[Opening Material to process section]

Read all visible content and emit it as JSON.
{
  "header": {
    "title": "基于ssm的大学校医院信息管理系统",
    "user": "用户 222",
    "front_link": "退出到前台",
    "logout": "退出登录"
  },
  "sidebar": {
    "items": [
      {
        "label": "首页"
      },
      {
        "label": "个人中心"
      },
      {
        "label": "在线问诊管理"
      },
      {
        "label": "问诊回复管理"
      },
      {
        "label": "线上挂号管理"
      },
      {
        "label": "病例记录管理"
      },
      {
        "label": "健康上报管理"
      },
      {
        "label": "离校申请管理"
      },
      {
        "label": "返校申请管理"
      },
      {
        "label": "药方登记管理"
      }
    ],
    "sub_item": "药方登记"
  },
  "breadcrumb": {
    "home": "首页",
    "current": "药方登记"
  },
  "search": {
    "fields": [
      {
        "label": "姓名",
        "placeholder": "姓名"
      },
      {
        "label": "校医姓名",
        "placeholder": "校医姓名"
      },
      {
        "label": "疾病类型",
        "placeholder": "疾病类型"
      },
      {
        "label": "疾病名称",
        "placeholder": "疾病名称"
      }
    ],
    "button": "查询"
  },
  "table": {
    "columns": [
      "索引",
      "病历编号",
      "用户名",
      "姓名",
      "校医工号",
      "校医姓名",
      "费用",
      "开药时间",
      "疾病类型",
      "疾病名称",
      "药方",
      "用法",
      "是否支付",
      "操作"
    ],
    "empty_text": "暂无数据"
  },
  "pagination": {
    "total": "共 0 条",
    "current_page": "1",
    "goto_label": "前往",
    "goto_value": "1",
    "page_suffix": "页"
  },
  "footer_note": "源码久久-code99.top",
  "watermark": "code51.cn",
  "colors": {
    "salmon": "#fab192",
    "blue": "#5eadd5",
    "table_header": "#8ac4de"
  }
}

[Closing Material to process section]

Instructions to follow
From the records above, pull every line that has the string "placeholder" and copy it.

Solution
        "placeholder": "姓名"
        "placeholder": "校医姓名"
        "placeholder": "疾病类型"
        "placeholder": "疾病名称"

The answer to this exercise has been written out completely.